For kids who go to college, work hard, stay on track to graduate within a reasonable amount of time AND major in a marketable degree program, college IS worth the cost, despite rising tuition rates.
A recent report from Georgetown’s Center on Education and the Workforce states,
"A Bachelor’s degree is one of the best weapons a job seeker can wield in the fight for employment and earnings. And staying on campus to earn a graduate degree provides safe shelter from the immediate economic storm, and will pay off with greater employability and earnings once the graduate enters the labor market. Unemployment for students with new Bachelor’s degrees is an unacceptable 8.9 percent,1 but it’s a catastrophic 22.9 percent for job seekers with a recent high school diploma—and an almost unthinkable 31.5 percent for recent high school dropouts."
The report also explains that when combined with experienced college graduates, the unemployment rate for all Bachelor degree holders goes down to 5%.
The key here is to pick a major that is marketable and a school that will help the student achieve that goal within a reasonable amount of time.
Of course, we still need electricians, plumbers, carpenters and other skilled trades. These fields often command higher wages that some entry level jobs that require a college degree.
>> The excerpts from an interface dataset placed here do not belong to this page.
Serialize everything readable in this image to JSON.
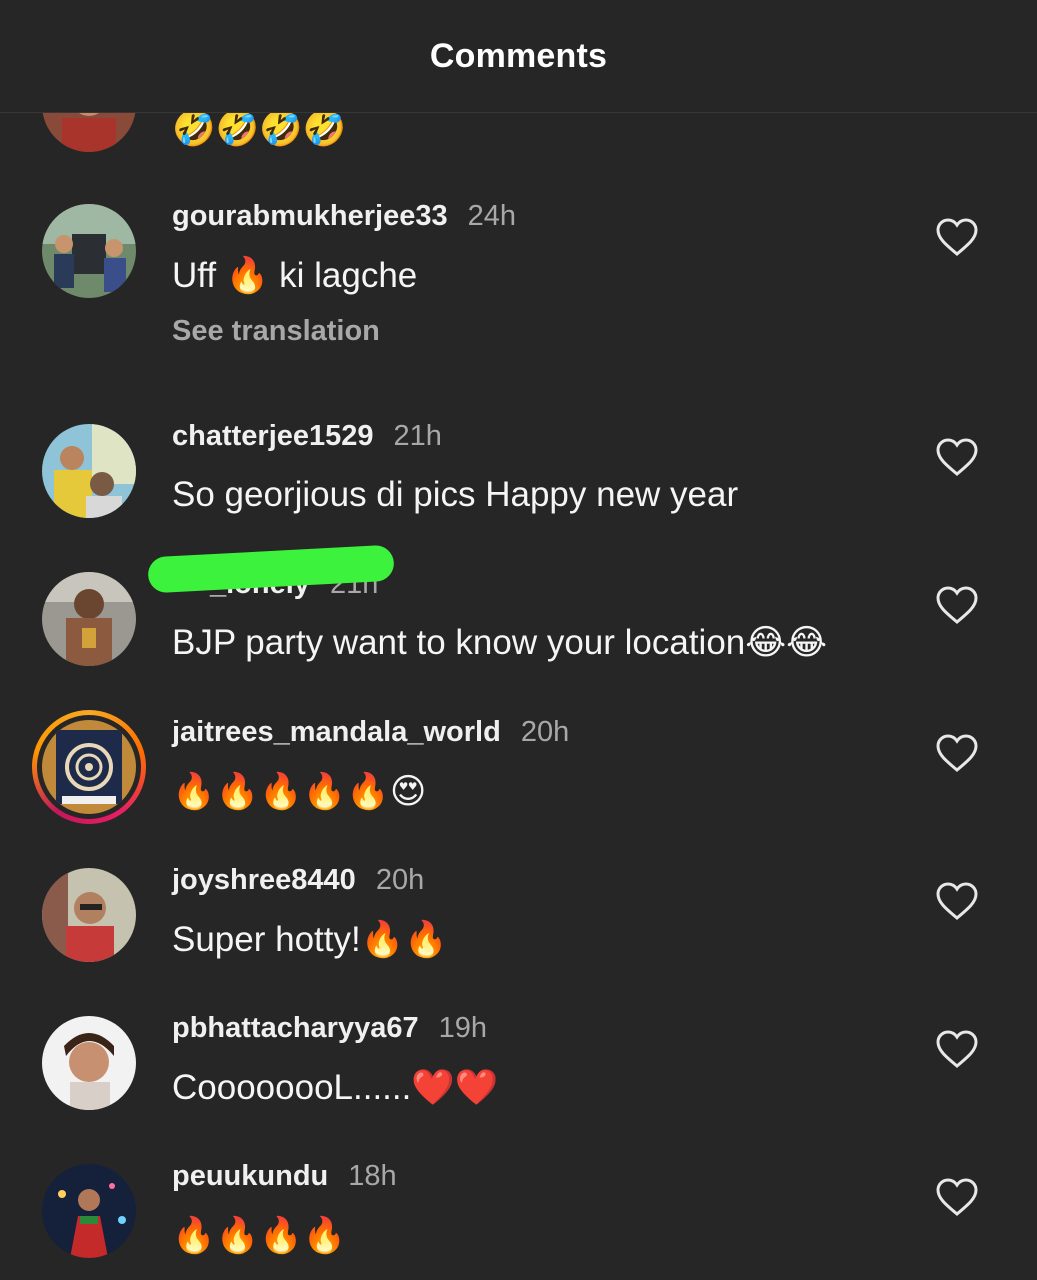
{
  "header": {
    "title": "Comments"
  },
  "top_partial": {
    "text": "🤣🤣🤣🤣"
  },
  "comments": [
    {
      "username": "gourabmukherjee33",
      "time": "24h",
      "text": "Uff 🔥 ki lagche",
      "see_translation": "See translation"
    },
    {
      "username": "chatterjee1529",
      "time": "21h",
      "text": "So georjious di pics Happy  new year"
    },
    {
      "username": "_lonely",
      "time": "21h",
      "text": "BJP party want to know your location😂😂"
    },
    {
      "username": "jaitrees_mandala_world",
      "time": "20h",
      "text": "🔥🔥🔥🔥🔥😍"
    },
    {
      "username": "joyshree8440",
      "time": "20h",
      "text": "Super hotty!🔥🔥"
    },
    {
      "username": "pbhattacharyya67",
      "time": "19h",
      "text": "CoooooooL......❤️❤️"
    },
    {
      "username": "peuukundu",
      "time": "18h",
      "text": "🔥🔥🔥🔥"
    }
  ],
  "icons": {
    "like": "heart-outline-icon"
  },
  "colors": {
    "background": "#262626",
    "text": "#f5f5f5",
    "secondary": "#a8a8a8",
    "redaction": "#3cf23c"
  }
}
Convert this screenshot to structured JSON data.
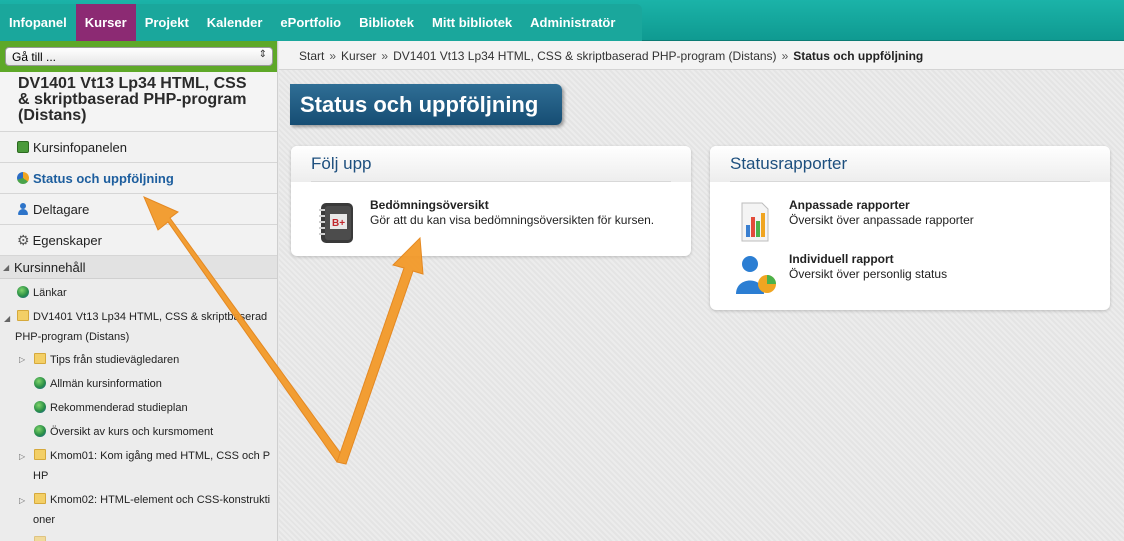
{
  "nav": {
    "items": [
      "Infopanel",
      "Kurser",
      "Projekt",
      "Kalender",
      "ePortfolio",
      "Bibliotek",
      "Mitt bibliotek",
      "Administratör"
    ],
    "active_index": 1
  },
  "sidebar": {
    "goto": "Gå till ...",
    "course_title": "DV1401 Vt13 Lp34 HTML, CSS & skriptbaserad PHP-program (Distans)",
    "items": [
      {
        "label": "Kursinfopanelen",
        "icon": "kursinfo-icon"
      },
      {
        "label": "Status och uppföljning",
        "icon": "status-icon",
        "active": true
      },
      {
        "label": "Deltagare",
        "icon": "person-icon"
      },
      {
        "label": "Egenskaper",
        "icon": "gear-icon"
      }
    ],
    "section": "Kursinnehåll",
    "tree": [
      "Länkar",
      "DV1401 Vt13 Lp34 HTML, CSS & skriptbaserad",
      "PHP-program (Distans)",
      "Tips från studievägledaren",
      "Allmän kursinformation",
      "Rekommenderad studieplan",
      "Översikt av kurs och kursmoment",
      "Kmom01: Kom igång med HTML, CSS och P",
      "HP",
      "Kmom02: HTML-element och CSS-konstrukti",
      "oner"
    ]
  },
  "breadcrumb": {
    "items": [
      "Start",
      "Kurser",
      "DV1401 Vt13 Lp34 HTML, CSS & skriptbaserad PHP-program (Distans)"
    ],
    "current": "Status och uppföljning",
    "separator": "»"
  },
  "page_title": "Status och uppföljning",
  "folj_upp": {
    "title": "Följ upp",
    "entry_title": "Bedömningsöversikt",
    "entry_desc": "Gör att du kan visa bedömningsöversikten för kursen.",
    "icon_text": "B+"
  },
  "statusrapporter": {
    "title": "Statusrapporter",
    "entries": [
      {
        "title": "Anpassade rapporter",
        "desc": "Översikt över anpassade rapporter"
      },
      {
        "title": "Individuell rapport",
        "desc": "Översikt över personlig status"
      }
    ]
  },
  "colors": {
    "nav": "#1aa79c",
    "nav_active": "#8c2a73",
    "title_bar": "#1f5a82",
    "arrow": "#f39a2a"
  }
}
Not every student is cut out for college, but if your student isn't college bound, strongly consider he take additional vocational classes to learn a trade.